TsutsugakiTsutsugaki literally means 'tube drawing' as this resist dye method is a freehand style. An artisan draws directly onto taut cloth by squeezing rice paste from a paper cone, a tool not dissimilar from a Western pastry bag. Once the rice paste drawing is rendered onto cloth, a soy-based sizing is applied allover the textile to set the drawing. The prepared cloth is then dipped into a vat of indigo dye any number of times until the desired tonal qualities of indigo are archeived. Often a tsutsugaki textile shows some hand applied colored details, usually grey or red, which are painted on the cloth after the resist dyeing is complete.
late nineteenth century53" x 13 1/4", 134.5 cm x 33.5 cm ... (more)

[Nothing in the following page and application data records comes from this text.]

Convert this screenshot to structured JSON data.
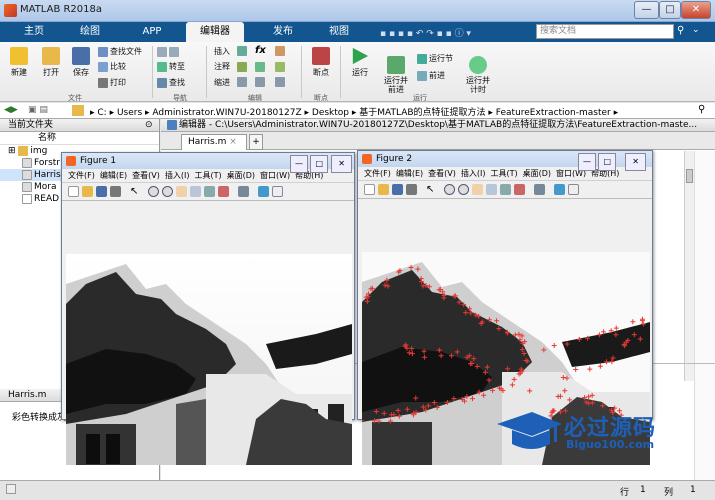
{
  "window": {
    "title": "MATLAB R2018a",
    "controls": [
      "—",
      "□",
      "✕"
    ]
  },
  "tabs": [
    {
      "label": "主页"
    },
    {
      "label": "绘图"
    },
    {
      "label": "APP"
    },
    {
      "label": "编辑器"
    },
    {
      "label": "发布"
    },
    {
      "label": "视图"
    }
  ],
  "search": {
    "placeholder": "搜索文档"
  },
  "ribbon": {
    "file": {
      "new": "新建",
      "open": "打开",
      "save": "保存",
      "find_files": "查找文件",
      "compare": "比较",
      "print": "打印",
      "group": "文件"
    },
    "nav": {
      "goto": "转至",
      "find": "查找",
      "group": "导航"
    },
    "edit": {
      "insert": "插入",
      "comment": "注释",
      "indent": "缩进",
      "fx": "fx",
      "group": "编辑"
    },
    "breakpoints": {
      "label": "断点",
      "group": "断点"
    },
    "run": {
      "run": "运行",
      "run_advance": "运行并\n前进",
      "run_section": "运行节",
      "advance": "前进",
      "run_time": "运行并\n计时",
      "group": "运行"
    }
  },
  "address": {
    "path": [
      "C:",
      "Users",
      "Administrator.WIN7U-20180127Z",
      "Desktop",
      "基于MATLAB的点特征提取方法",
      "FeatureExtraction-master"
    ]
  },
  "current_folder": {
    "title": "当前文件夹",
    "column": "名称",
    "items": [
      {
        "name": "img"
      },
      {
        "name": "Forstr"
      },
      {
        "name": "Harris"
      },
      {
        "name": "Mora"
      },
      {
        "name": "READ"
      }
    ]
  },
  "details": {
    "title": "Harris.m",
    "text": "彩色转换成灰"
  },
  "editor": {
    "title": "编辑器 - C:\\Users\\Administrator.WIN7U-20180127Z\\Desktop\\基于MATLAB的点特征提取方法\\FeatureExtraction-maste...",
    "tab": "Harris.m",
    "add": "+"
  },
  "status": {
    "row_label": "行",
    "row": "1",
    "col_label": "列",
    "col": "1"
  },
  "figure1": {
    "title": "Figure 1",
    "menu": [
      "文件(F)",
      "编辑(E)",
      "查看(V)",
      "插入(I)",
      "工具(T)",
      "桌面(D)",
      "窗口(W)",
      "帮助(H)"
    ]
  },
  "figure2": {
    "title": "Figure 2",
    "menu": [
      "文件(F)",
      "编辑(E)",
      "查看(V)",
      "插入(I)",
      "工具(T)",
      "桌面(D)",
      "窗口(W)",
      "帮助(H)"
    ]
  },
  "watermark": {
    "name": "必过源码",
    "url": "Biguo100.com"
  },
  "colors": {
    "tabbar": "#13558f",
    "accent": "#f26522",
    "corner": "#e53935",
    "watermark": "#1e5fb8"
  }
}
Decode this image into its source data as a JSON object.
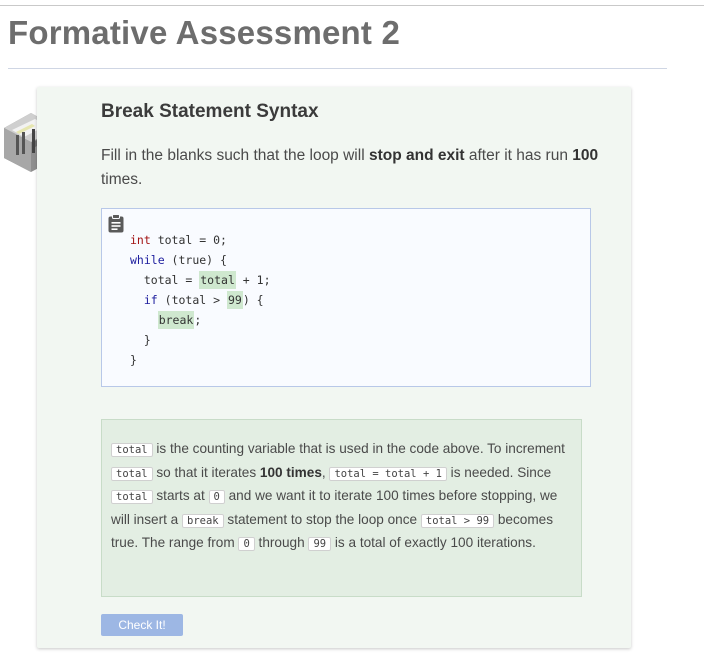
{
  "page": {
    "title": "Formative Assessment 2"
  },
  "card": {
    "title": "Break Statement Syntax",
    "instructions": {
      "t1": "Fill in the blanks such that the loop will ",
      "b1": "stop and exit",
      "t2": " after it has run ",
      "b2": "100",
      "t3": " times."
    },
    "code": {
      "l1_type": "int",
      "l1_rest": " total = 0;",
      "l2_kw": "while",
      "l2_rest": " (true) {",
      "l3_a": "total = ",
      "l3_blank": "total",
      "l3_b": " + 1;",
      "l4_kw": "if",
      "l4_a": " (total > ",
      "l4_blank": "99",
      "l4_b": ") {",
      "l5_blank": "break",
      "l5_b": ";",
      "l6": "}",
      "l7": "}"
    },
    "explanation": {
      "c1": "total",
      "t1": " is the counting variable that is used in the code above. To increment ",
      "c2": "total",
      "t2": " so that it iterates ",
      "b1": "100 times",
      "t3": ", ",
      "c3": "total = total + 1",
      "t4": " is needed. Since ",
      "c4": "total",
      "t5": " starts at ",
      "c5": "0",
      "t6": " and we want it to iterate 100 times before stopping, we will insert a ",
      "c6": "break",
      "t7": " statement to stop the loop once ",
      "c7": "total > 99",
      "t8": " becomes true. The range from ",
      "c8": "0",
      "t9": " through ",
      "c9": "99",
      "t10": " is a total of exactly 100 iterations."
    },
    "check_button": "Check It!"
  },
  "colors": {
    "accent": "#9db7e4",
    "blank_highlight": "#cfe8cf",
    "card_bg": "#f2f7f2"
  }
}
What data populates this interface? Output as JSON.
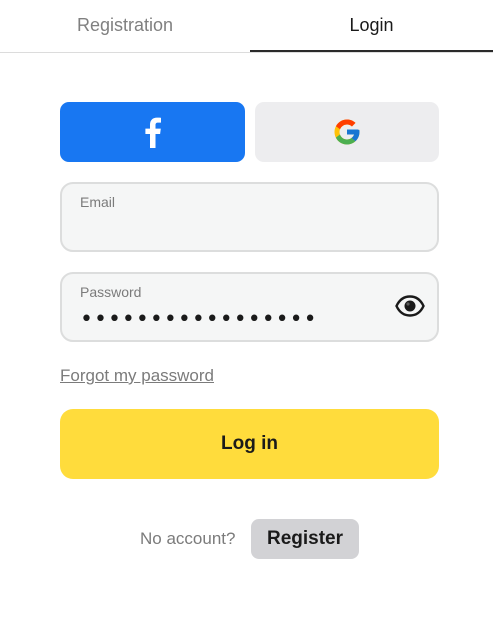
{
  "tabs": {
    "registration": "Registration",
    "login": "Login",
    "active": "login"
  },
  "social": {
    "facebook_icon": "facebook-icon",
    "google_icon": "google-icon",
    "facebook_color": "#1877f2"
  },
  "form": {
    "email": {
      "label": "Email",
      "value": ""
    },
    "password": {
      "label": "Password",
      "value": "•••••••••••••••••",
      "toggle_icon": "eye-icon"
    },
    "forgot_link": "Forgot my password",
    "submit_label": "Log in",
    "submit_color": "#ffdc3c"
  },
  "footer": {
    "no_account_text": "No account?",
    "register_label": "Register"
  }
}
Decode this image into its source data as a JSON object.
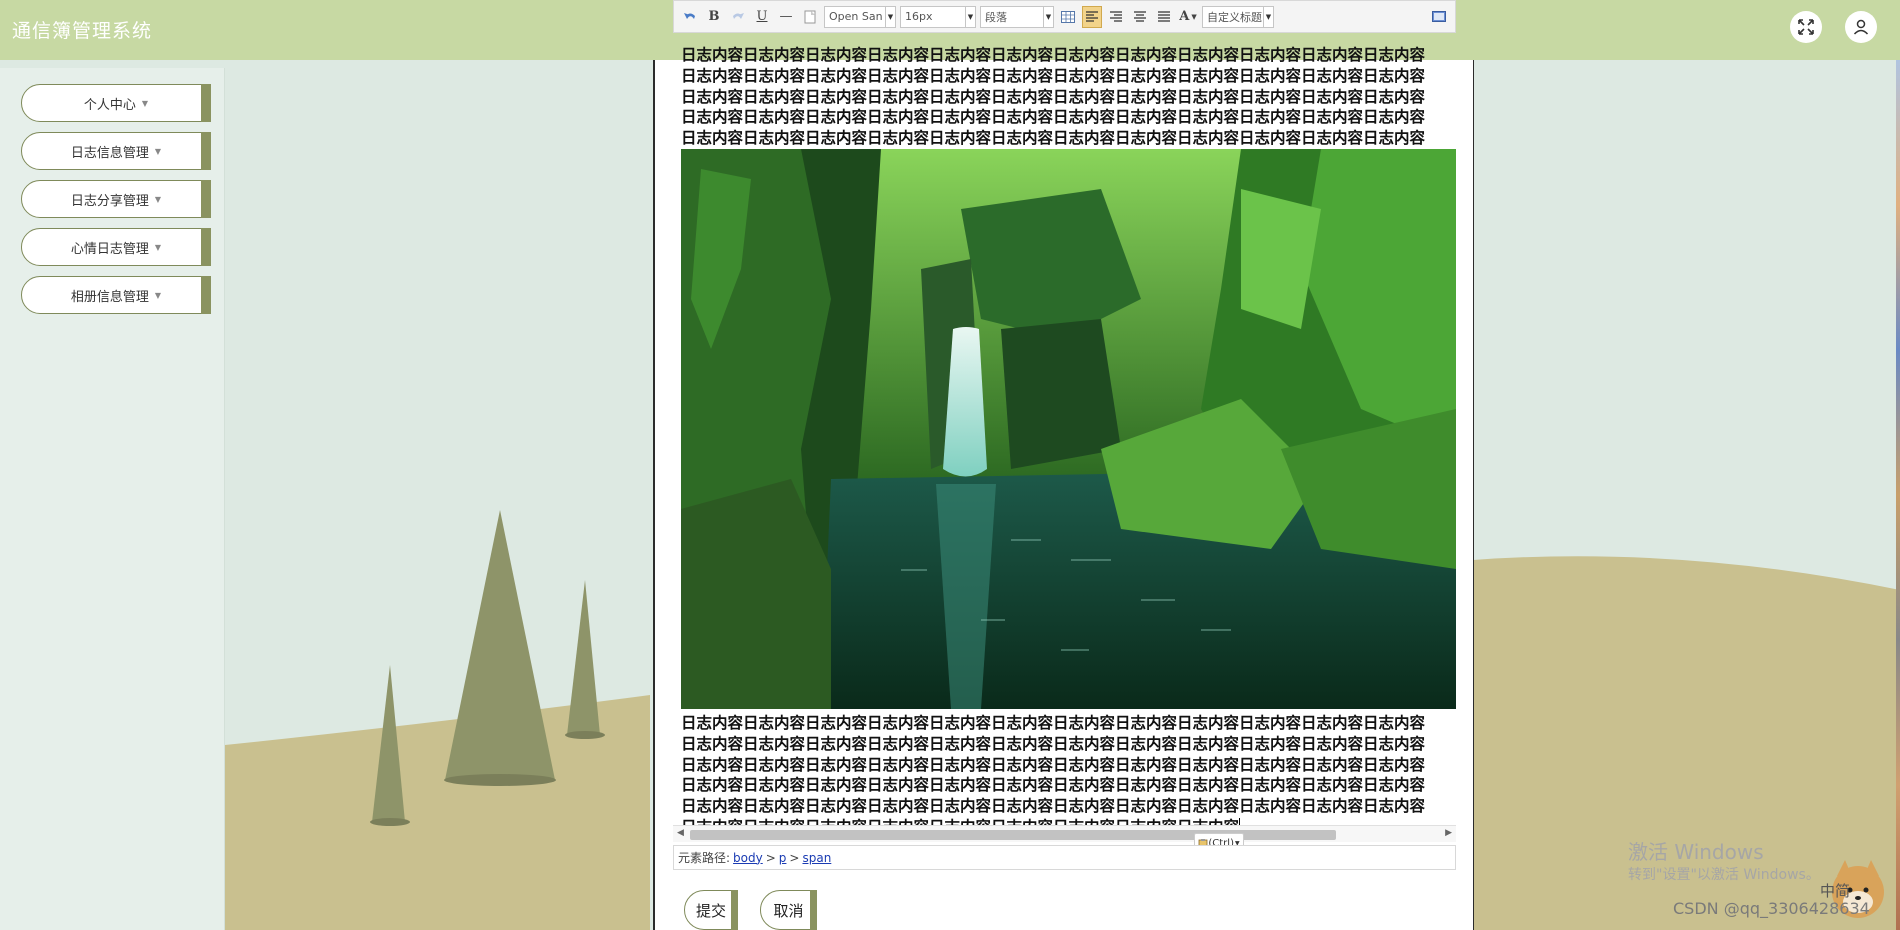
{
  "header": {
    "app_title": "通信簿管理系统",
    "fullscreen_icon": "fullscreen-icon",
    "user_icon": "user-icon"
  },
  "sidebar": {
    "items": [
      {
        "label": "个人中心"
      },
      {
        "label": "日志信息管理"
      },
      {
        "label": "日志分享管理"
      },
      {
        "label": "心情日志管理"
      },
      {
        "label": "相册信息管理"
      }
    ]
  },
  "editor": {
    "toolbar": {
      "undo_icon": "undo-icon",
      "bold_label": "B",
      "redo_icon": "redo-icon",
      "underline_label": "U",
      "hr_label": "—",
      "font_family": "Open San",
      "font_size": "16px",
      "paragraph": "段落",
      "text_color_label": "A",
      "custom_heading": "自定义标题"
    },
    "paragraph_1": "日志内容日志内容日志内容日志内容日志内容日志内容日志内容日志内容日志内容日志内容日志内容日志内容日志内容日志内容日志内容日志内容日志内容日志内容日志内容日志内容日志内容日志内容日志内容日志内容日志内容日志内容日志内容日志内容日志内容日志内容日志内容日志内容日志内容日志内容日志内容日志内容日志内容日志内容日志内容日志内容日志内容日志内容日志内容日志内容日志内容日志内容日志内容日志内容日志内容日志内容日志内容日志内容日志内容日志内容日志内容日志内容日志内容日志内容日志内容日志内容日志内容日志内容日志内容日志内容日志内容日志内容日志内容日志内容",
    "paragraph_2": "日志内容日志内容日志内容日志内容日志内容日志内容日志内容日志内容日志内容日志内容日志内容日志内容日志内容日志内容日志内容日志内容日志内容日志内容日志内容日志内容日志内容日志内容日志内容日志内容日志内容日志内容日志内容日志内容日志内容日志内容日志内容日志内容日志内容日志内容日志内容日志内容日志内容日志内容日志内容日志内容日志内容日志内容日志内容日志内容日志内容日志内容日志内容日志内容日志内容日志内容日志内容日志内容日志内容日志内容日志内容日志内容日志内容日志内容日志内容日志内容日志内容日志内容日志内容日志内容日志内容日志内容日志内容日志内容日志内容",
    "paste_badge": "(Ctrl)",
    "path": {
      "label": "元素路径:",
      "segments": [
        "body",
        "p",
        "span"
      ],
      "separator": ">"
    }
  },
  "actions": {
    "submit_label": "提交",
    "cancel_label": "取消"
  },
  "overlay": {
    "activate_title": "激活 Windows",
    "activate_hint": "转到\"设置\"以激活 Windows。",
    "csdn_watermark": "CSDN @qq_3306428634",
    "ime_label": "中简"
  },
  "colors": {
    "header_bg": "#c7d9a3",
    "accent": "#8a9360",
    "hill": "#c9c08f",
    "tree": "#8e9469"
  }
}
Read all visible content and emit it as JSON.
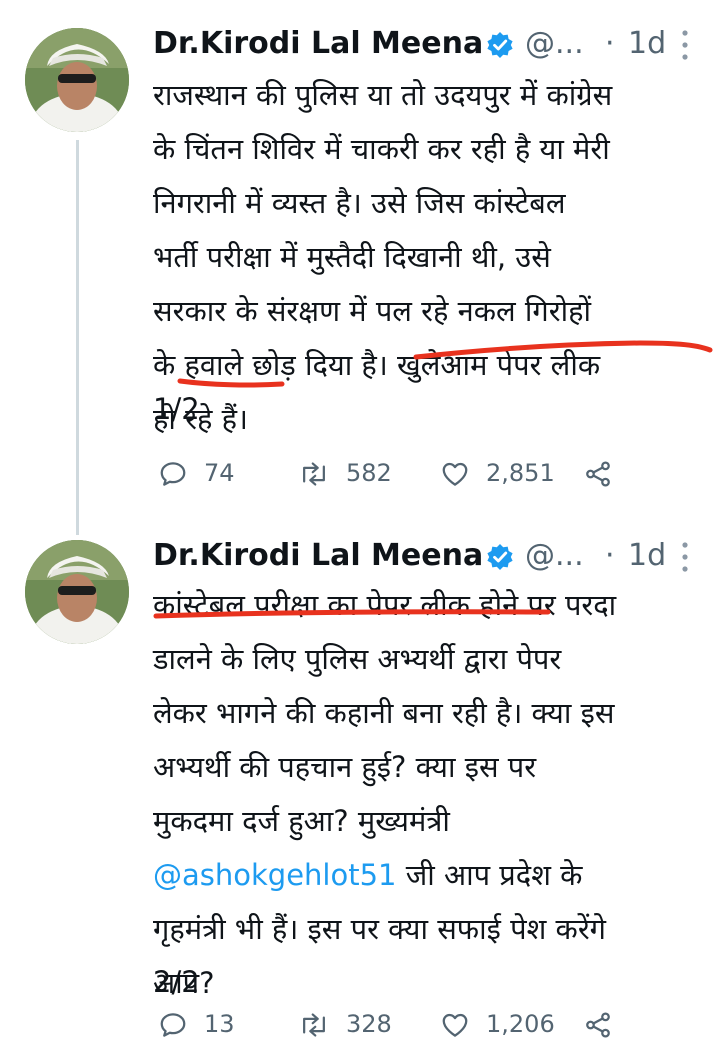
{
  "tweets": [
    {
      "author": {
        "display_name": "Dr.Kirodi Lal Meena",
        "handle": "@...",
        "verified": true
      },
      "time_separator": "·",
      "time": "1d",
      "text_lines": [
        "राजस्थान की पुलिस या तो उदयपुर में कांग्रेस",
        "के चिंतन शिविर में चाकरी कर रही है या मेरी",
        "निगरानी में व्यस्त है। उसे जिस कांस्टेबल",
        "भर्ती परीक्षा में मुस्तैदी दिखानी थी, उसे",
        "सरकार के संरक्षण में पल रहे नकल गिरोहों",
        "के हवाले छोड़ दिया है। खुलेआम पेपर लीक",
        "हो रहे हैं।"
      ],
      "numbering": "1/2",
      "replies": "74",
      "retweets": "582",
      "likes": "2,851"
    },
    {
      "author": {
        "display_name": "Dr.Kirodi Lal Meena",
        "handle": "@...",
        "verified": true
      },
      "time_separator": "·",
      "time": "1d",
      "text_lines": [
        "कांस्टेबल परीक्षा का पेपर लीक होने पर परदा",
        "डालने के लिए पुलिस अभ्यर्थी द्वारा पेपर",
        "लेकर भागने की कहानी बना रही है। क्या इस",
        "अभ्यर्थी की पहचान हुई? क्या इस पर",
        "मुकदमा दर्ज हुआ? मुख्यमंत्री"
      ],
      "mention": "@ashokgehlot51",
      "mention_suffix": " जी आप प्रदेश के",
      "text_lines_after": [
        "गृहमंत्री भी हैं। इस पर क्या सफाई पेश करेंगे",
        "आप?"
      ],
      "numbering": "2/2",
      "replies": "13",
      "retweets": "328",
      "likes": "1,206"
    }
  ],
  "icons": {
    "verified": "verified-badge-icon",
    "more": "more-vertical-icon",
    "reply": "reply-icon",
    "retweet": "retweet-icon",
    "like": "heart-icon",
    "share": "share-icon"
  },
  "colors": {
    "text": "#0f1419",
    "muted": "#536471",
    "accent": "#1d9bf0",
    "annotation": "#e8321e",
    "thread_line": "#cfd9de"
  }
}
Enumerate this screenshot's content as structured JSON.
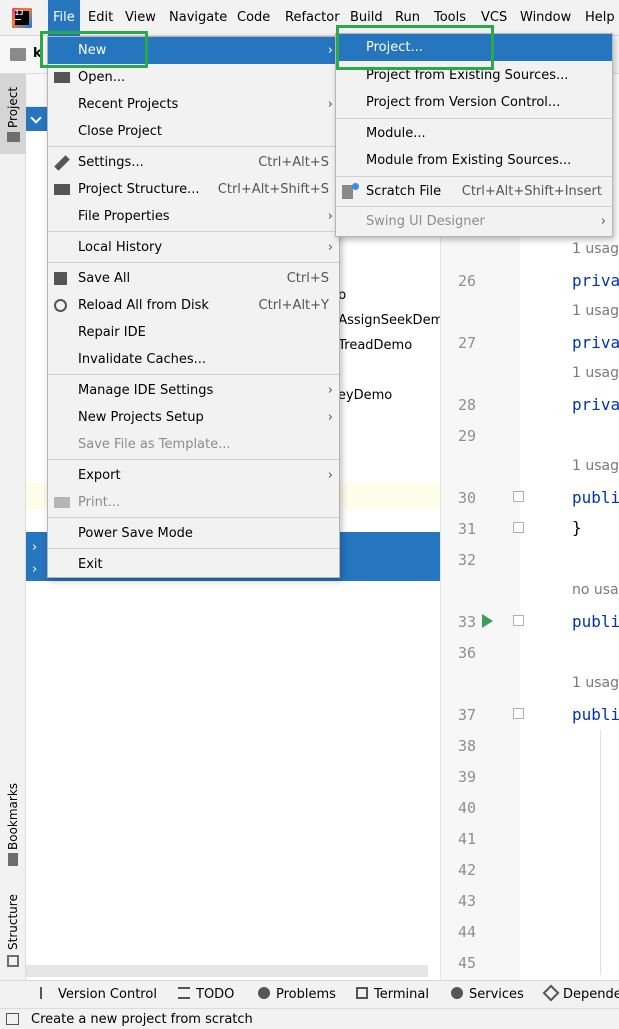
{
  "menubar": {
    "items": [
      "File",
      "Edit",
      "View",
      "Navigate",
      "Code",
      "Refactor",
      "Build",
      "Run",
      "Tools",
      "VCS",
      "Window",
      "Help"
    ]
  },
  "toolbar": {
    "project_name_partial": "k"
  },
  "left_strip": {
    "project": "Project",
    "bookmarks": "Bookmarks",
    "structure": "Structure"
  },
  "project_tree": {
    "items": [
      "no",
      "nAssignSeekDem",
      "nTreadDemo",
      "o",
      "KeyDemo"
    ]
  },
  "file_menu": {
    "items": [
      {
        "label": "New",
        "shortcut": "",
        "submenu": true
      },
      {
        "label": "Open...",
        "shortcut": "",
        "submenu": false
      },
      {
        "label": "Recent Projects",
        "shortcut": "",
        "submenu": true
      },
      {
        "label": "Close Project",
        "shortcut": "",
        "submenu": false
      },
      {
        "label": "Settings...",
        "shortcut": "Ctrl+Alt+S",
        "submenu": false
      },
      {
        "label": "Project Structure...",
        "shortcut": "Ctrl+Alt+Shift+S",
        "submenu": false
      },
      {
        "label": "File Properties",
        "shortcut": "",
        "submenu": true
      },
      {
        "label": "Local History",
        "shortcut": "",
        "submenu": true
      },
      {
        "label": "Save All",
        "shortcut": "Ctrl+S",
        "submenu": false
      },
      {
        "label": "Reload All from Disk",
        "shortcut": "Ctrl+Alt+Y",
        "submenu": false
      },
      {
        "label": "Repair IDE",
        "shortcut": "",
        "submenu": false
      },
      {
        "label": "Invalidate Caches...",
        "shortcut": "",
        "submenu": false
      },
      {
        "label": "Manage IDE Settings",
        "shortcut": "",
        "submenu": true
      },
      {
        "label": "New Projects Setup",
        "shortcut": "",
        "submenu": true
      },
      {
        "label": "Save File as Template...",
        "shortcut": "",
        "submenu": false
      },
      {
        "label": "Export",
        "shortcut": "",
        "submenu": true
      },
      {
        "label": "Print...",
        "shortcut": "",
        "submenu": false
      },
      {
        "label": "Power Save Mode",
        "shortcut": "",
        "submenu": false
      },
      {
        "label": "Exit",
        "shortcut": "",
        "submenu": false
      }
    ]
  },
  "new_submenu": {
    "items": [
      {
        "label": "Project...",
        "shortcut": ""
      },
      {
        "label": "Project from Existing Sources...",
        "shortcut": ""
      },
      {
        "label": "Project from Version Control...",
        "shortcut": ""
      },
      {
        "label": "Module...",
        "shortcut": ""
      },
      {
        "label": "Module from Existing Sources...",
        "shortcut": ""
      },
      {
        "label": "Scratch File",
        "shortcut": "Ctrl+Alt+Shift+Insert"
      },
      {
        "label": "Swing UI Designer",
        "shortcut": ""
      }
    ]
  },
  "editor": {
    "line_numbers": [
      "26",
      "27",
      "28",
      "29",
      "30",
      "31",
      "32",
      "33",
      "36",
      "37",
      "38",
      "39",
      "40",
      "41",
      "42",
      "43",
      "44",
      "45"
    ],
    "hints": [
      "1 usag",
      "1 usag",
      "1 usag",
      "1 usag",
      "no usa",
      "1 usag"
    ],
    "code": [
      "priva",
      "priva",
      "priva",
      "publi",
      "}",
      "publi",
      "publi"
    ]
  },
  "bottom_tools": [
    "Version Control",
    "TODO",
    "Problems",
    "Terminal",
    "Services",
    "Depender"
  ],
  "status": {
    "text": "Create a new project from scratch"
  },
  "colors": {
    "highlight": "#2675bf",
    "annotation": "#2ba84a",
    "keyword": "#0033b3"
  }
}
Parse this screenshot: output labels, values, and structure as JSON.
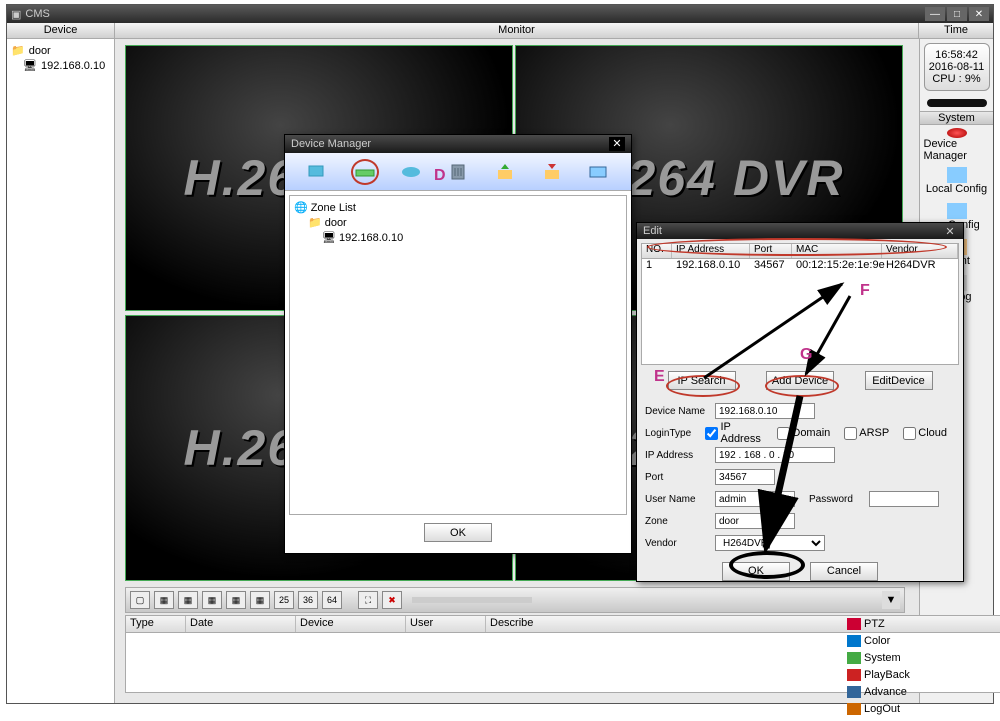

late nineteenth, early twentieth century8 1/4" x 14", 21 ... (more)